EXERCISE DETAILS: Report every line of the entries that contains the word "Microsoft".

[Data about app and page elements]
━━━━━━━━
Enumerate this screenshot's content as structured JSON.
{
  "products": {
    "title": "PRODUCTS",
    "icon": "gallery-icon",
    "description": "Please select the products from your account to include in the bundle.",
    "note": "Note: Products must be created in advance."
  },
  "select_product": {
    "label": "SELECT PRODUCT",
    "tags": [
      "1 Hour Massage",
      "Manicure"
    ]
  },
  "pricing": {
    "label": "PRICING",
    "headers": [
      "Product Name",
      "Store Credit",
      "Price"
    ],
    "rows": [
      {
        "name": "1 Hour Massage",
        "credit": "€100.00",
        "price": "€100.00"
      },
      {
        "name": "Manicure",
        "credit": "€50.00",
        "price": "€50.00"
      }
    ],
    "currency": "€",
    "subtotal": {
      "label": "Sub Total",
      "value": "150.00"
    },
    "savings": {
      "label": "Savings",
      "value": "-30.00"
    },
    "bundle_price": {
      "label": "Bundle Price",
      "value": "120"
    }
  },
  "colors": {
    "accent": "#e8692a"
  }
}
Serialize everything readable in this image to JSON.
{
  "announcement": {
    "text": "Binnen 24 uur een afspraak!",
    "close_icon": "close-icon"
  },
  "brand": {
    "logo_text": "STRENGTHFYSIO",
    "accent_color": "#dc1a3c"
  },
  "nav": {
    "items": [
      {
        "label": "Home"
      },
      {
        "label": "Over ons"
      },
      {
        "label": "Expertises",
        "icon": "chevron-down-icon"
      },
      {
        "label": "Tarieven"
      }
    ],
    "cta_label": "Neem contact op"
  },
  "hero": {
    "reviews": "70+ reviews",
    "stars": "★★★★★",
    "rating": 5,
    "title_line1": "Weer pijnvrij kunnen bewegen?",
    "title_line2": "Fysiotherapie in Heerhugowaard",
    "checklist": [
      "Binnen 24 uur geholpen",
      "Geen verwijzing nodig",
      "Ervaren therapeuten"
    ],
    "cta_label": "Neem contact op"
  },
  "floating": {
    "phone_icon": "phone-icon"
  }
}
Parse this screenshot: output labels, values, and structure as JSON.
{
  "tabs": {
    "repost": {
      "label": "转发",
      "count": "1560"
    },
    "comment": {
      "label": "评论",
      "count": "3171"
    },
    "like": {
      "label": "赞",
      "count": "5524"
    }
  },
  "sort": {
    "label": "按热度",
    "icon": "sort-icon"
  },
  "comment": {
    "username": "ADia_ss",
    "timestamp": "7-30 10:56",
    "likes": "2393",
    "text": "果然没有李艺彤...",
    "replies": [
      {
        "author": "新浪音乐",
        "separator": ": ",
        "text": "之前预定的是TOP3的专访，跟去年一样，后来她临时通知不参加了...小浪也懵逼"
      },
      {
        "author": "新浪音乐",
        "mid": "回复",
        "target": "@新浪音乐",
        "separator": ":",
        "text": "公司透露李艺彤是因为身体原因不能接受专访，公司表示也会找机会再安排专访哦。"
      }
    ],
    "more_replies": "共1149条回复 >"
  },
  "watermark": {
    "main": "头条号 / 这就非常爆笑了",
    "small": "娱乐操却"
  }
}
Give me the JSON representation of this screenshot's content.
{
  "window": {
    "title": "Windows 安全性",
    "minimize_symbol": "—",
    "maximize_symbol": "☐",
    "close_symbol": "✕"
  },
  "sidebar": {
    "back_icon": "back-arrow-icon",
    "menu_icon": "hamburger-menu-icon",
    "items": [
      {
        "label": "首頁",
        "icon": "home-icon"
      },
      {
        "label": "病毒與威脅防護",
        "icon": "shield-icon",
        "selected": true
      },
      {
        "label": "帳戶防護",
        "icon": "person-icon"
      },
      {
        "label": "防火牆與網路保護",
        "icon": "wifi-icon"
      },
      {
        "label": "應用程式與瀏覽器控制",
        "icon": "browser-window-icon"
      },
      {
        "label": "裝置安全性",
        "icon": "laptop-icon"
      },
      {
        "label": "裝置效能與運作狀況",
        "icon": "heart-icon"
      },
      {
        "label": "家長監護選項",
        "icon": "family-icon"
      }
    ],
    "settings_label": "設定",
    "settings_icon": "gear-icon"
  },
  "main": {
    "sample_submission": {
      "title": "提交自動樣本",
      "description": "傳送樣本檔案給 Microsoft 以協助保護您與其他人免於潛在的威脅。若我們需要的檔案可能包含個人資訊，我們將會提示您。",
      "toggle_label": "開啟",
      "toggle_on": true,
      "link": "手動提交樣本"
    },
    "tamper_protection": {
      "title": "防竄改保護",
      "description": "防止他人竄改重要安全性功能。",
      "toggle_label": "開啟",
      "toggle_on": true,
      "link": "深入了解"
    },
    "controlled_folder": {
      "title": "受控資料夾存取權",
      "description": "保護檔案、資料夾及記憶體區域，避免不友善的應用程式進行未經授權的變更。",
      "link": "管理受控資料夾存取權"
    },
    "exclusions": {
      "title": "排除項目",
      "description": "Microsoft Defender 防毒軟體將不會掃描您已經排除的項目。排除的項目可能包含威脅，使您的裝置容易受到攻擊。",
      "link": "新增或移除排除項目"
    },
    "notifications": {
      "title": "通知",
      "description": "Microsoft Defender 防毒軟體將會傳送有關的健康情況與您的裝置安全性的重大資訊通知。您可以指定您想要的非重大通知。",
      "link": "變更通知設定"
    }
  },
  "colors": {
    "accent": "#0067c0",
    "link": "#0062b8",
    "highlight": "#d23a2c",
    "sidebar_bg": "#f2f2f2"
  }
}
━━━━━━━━
REPLY:
      "description": "傳送樣本檔案給 Microsoft 以協助保護您與其他人免於潛在的威脅。若我們需要的檔案可能包含個人資訊，我們將會提示您。",
      "description": "Microsoft Defender 防毒軟體將不會掃描您已經排除的項目。排除的項目可能包含威脅，使您的裝置容易受到攻擊。",
      "description": "Microsoft Defender 防毒軟體將會傳送有關的健康情況與您的裝置安全性的重大資訊通知。您可以指定您想要的非重大通知。",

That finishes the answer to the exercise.